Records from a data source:

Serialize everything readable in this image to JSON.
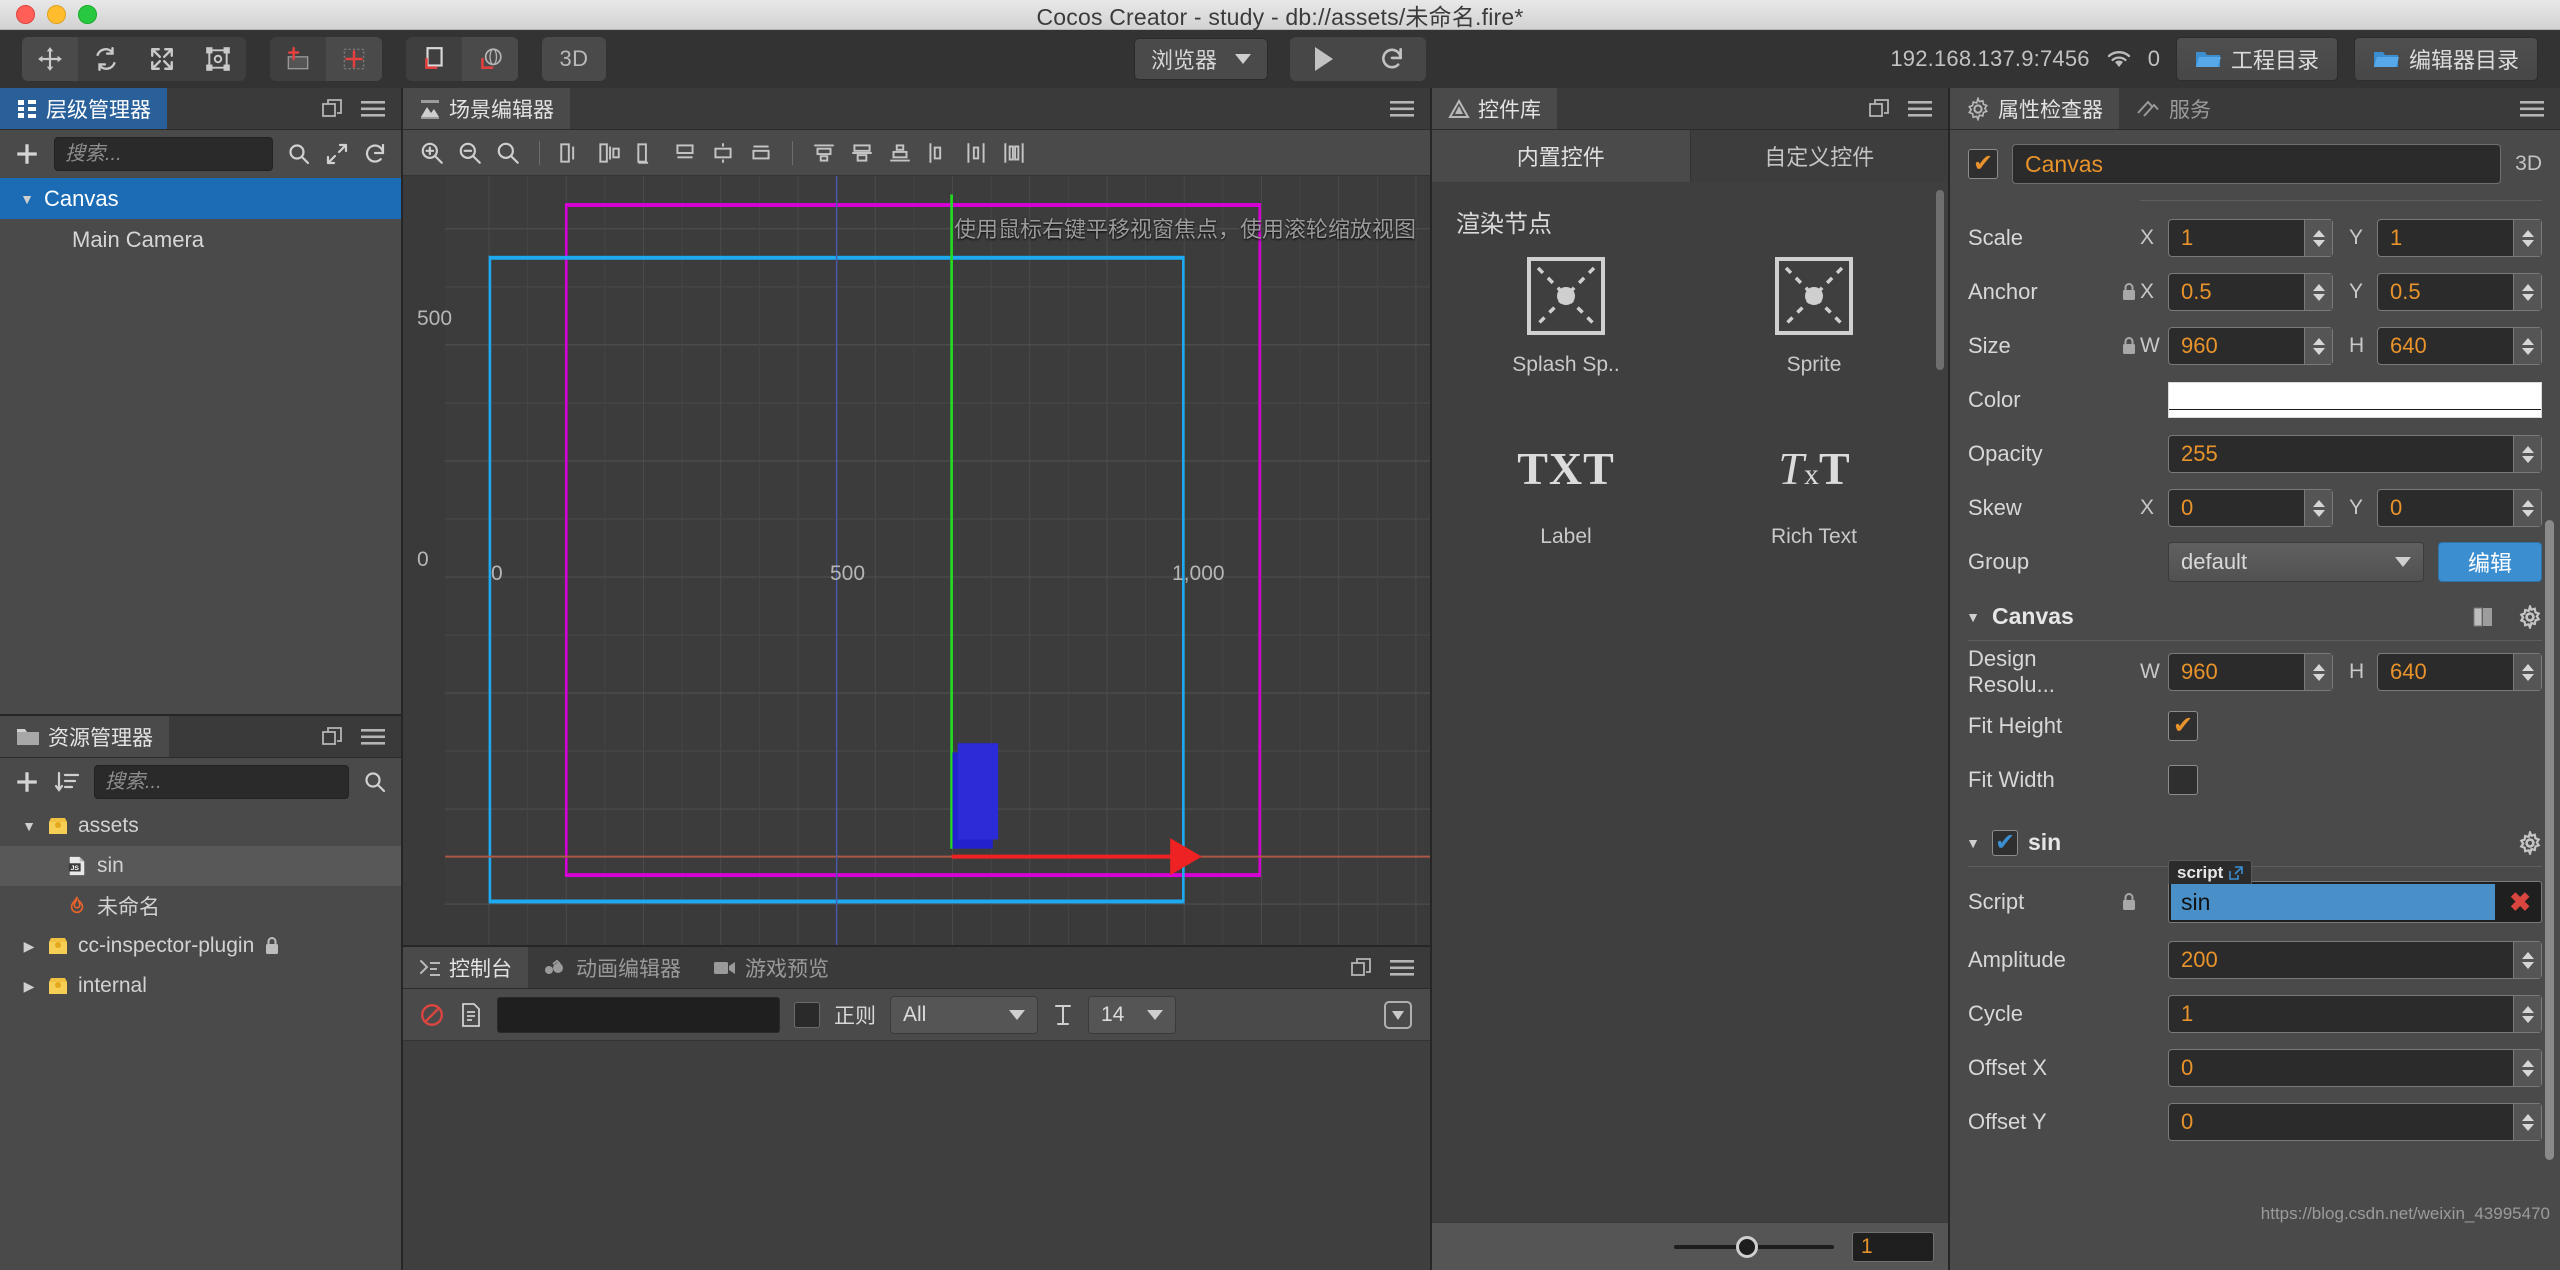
{
  "window": {
    "title": "Cocos Creator - study - db://assets/未命名.fire*"
  },
  "toolbar": {
    "transform_tools": [
      "move-tool",
      "rotate-tool",
      "scale-tool",
      "rect-tool"
    ],
    "align_tools": [
      "pivot-tool",
      "center-tool"
    ],
    "coord_tools": [
      "local-coord-tool",
      "global-coord-tool"
    ],
    "mode_3d_label": "3D",
    "preview_target": "浏览器",
    "play_label": "play",
    "refresh_label": "refresh",
    "ip_address": "192.168.137.9:7456",
    "device_count": "0",
    "project_dir_label": "工程目录",
    "editor_dir_label": "编辑器目录"
  },
  "hierarchy": {
    "tab_label": "层级管理器",
    "search_placeholder": "搜索...",
    "add_label": "+",
    "nodes": [
      {
        "label": "Canvas",
        "indent": 0,
        "expanded": true,
        "selected": true
      },
      {
        "label": "Main Camera",
        "indent": 1,
        "expanded": false,
        "selected": false
      }
    ]
  },
  "assets": {
    "tab_label": "资源管理器",
    "search_placeholder": "搜索...",
    "items": [
      {
        "label": "assets",
        "indent": 0,
        "icon": "folder-icon",
        "arrow": "▼",
        "selected": false,
        "locked": false
      },
      {
        "label": "sin",
        "indent": 1,
        "icon": "js-icon",
        "arrow": "",
        "selected": true,
        "locked": false
      },
      {
        "label": "未命名",
        "indent": 1,
        "icon": "fire-icon",
        "arrow": "",
        "selected": false,
        "locked": false
      },
      {
        "label": "cc-inspector-plugin",
        "indent": 0,
        "icon": "folder-icon",
        "arrow": "▶",
        "selected": false,
        "locked": true
      },
      {
        "label": "internal",
        "indent": 0,
        "icon": "folder-icon",
        "arrow": "▶",
        "selected": false,
        "locked": false
      }
    ]
  },
  "scene": {
    "tab_label": "场景编辑器",
    "hint_text": "使用鼠标右键平移视窗焦点，使用滚轮缩放视图",
    "ruler": {
      "y_labels": [
        "500",
        "0"
      ],
      "x_labels": [
        "0",
        "500",
        "1,000"
      ]
    }
  },
  "console": {
    "tabs": [
      {
        "label": "控制台",
        "active": true
      },
      {
        "label": "动画编辑器",
        "active": false
      },
      {
        "label": "游戏预览",
        "active": false
      }
    ],
    "filter_value": "",
    "regex_label": "正则",
    "level_value": "All",
    "fontsize_value": "14"
  },
  "library": {
    "tab_label": "控件库",
    "tabs": [
      {
        "label": "内置控件",
        "active": true
      },
      {
        "label": "自定义控件",
        "active": false
      }
    ],
    "section_title": "渲染节点",
    "items": [
      {
        "label": "Splash Sp..",
        "icon": "sprite-placeholder-icon"
      },
      {
        "label": "Sprite",
        "icon": "sprite-placeholder-icon"
      },
      {
        "label": "Label",
        "icon": "txt-icon"
      },
      {
        "label": "Rich Text",
        "icon": "rich-text-icon"
      }
    ],
    "zoom_value": "1"
  },
  "inspector": {
    "tabs": [
      {
        "label": "属性检查器",
        "active": true
      },
      {
        "label": "服务",
        "active": false
      }
    ],
    "node_name": "Canvas",
    "node_enabled": true,
    "mode_3d_label": "3D",
    "node_props": [
      {
        "name": "Scale",
        "type": "xy",
        "locked": false,
        "x": "1",
        "y": "1"
      },
      {
        "name": "Anchor",
        "type": "xy",
        "locked": true,
        "x": "0.5",
        "y": "0.5"
      },
      {
        "name": "Size",
        "type": "wh",
        "locked": true,
        "w": "960",
        "h": "640"
      },
      {
        "name": "Color",
        "type": "color",
        "locked": false,
        "value": "#FFFFFF"
      },
      {
        "name": "Opacity",
        "type": "number",
        "locked": false,
        "value": "255"
      },
      {
        "name": "Skew",
        "type": "xy",
        "locked": false,
        "x": "0",
        "y": "0"
      },
      {
        "name": "Group",
        "type": "select",
        "locked": false,
        "value": "default",
        "button": "编辑"
      }
    ],
    "components": [
      {
        "name": "Canvas",
        "enabled": null,
        "collapsed": false,
        "props": [
          {
            "name": "Design Resolu...",
            "type": "wh",
            "w": "960",
            "h": "640"
          },
          {
            "name": "Fit Height",
            "type": "check",
            "checked": true
          },
          {
            "name": "Fit Width",
            "type": "check",
            "checked": false
          }
        ]
      },
      {
        "name": "sin",
        "enabled": true,
        "collapsed": false,
        "props": [
          {
            "name": "Script",
            "type": "script",
            "value": "sin",
            "tag": "script",
            "locked": true
          },
          {
            "name": "Amplitude",
            "type": "number",
            "value": "200"
          },
          {
            "name": "Cycle",
            "type": "number",
            "value": "1"
          },
          {
            "name": "Offset X",
            "type": "number",
            "value": "0"
          },
          {
            "name": "Offset Y",
            "type": "number",
            "value": "0"
          }
        ]
      }
    ],
    "watermark": "https://blog.csdn.net/weixin_43995470"
  },
  "colors": {
    "accent_orange": "#e8932b",
    "accent_blue": "#3b8ed0",
    "select_blue": "#1b6cb5",
    "panel_bg": "#4a4a4a",
    "viewport_bg": "#3c3c3c",
    "canvas_magenta": "#d400d4",
    "camera_cyan": "#1eaaf0",
    "gizmo_green": "#22dd22",
    "gizmo_red": "#ee2222",
    "node_blue": "#2222cc"
  }
}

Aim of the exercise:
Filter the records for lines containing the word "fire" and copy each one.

Your response:
    "title": "Cocos Creator - study - db://assets/未命名.fire*"
        "icon": "fire-icon",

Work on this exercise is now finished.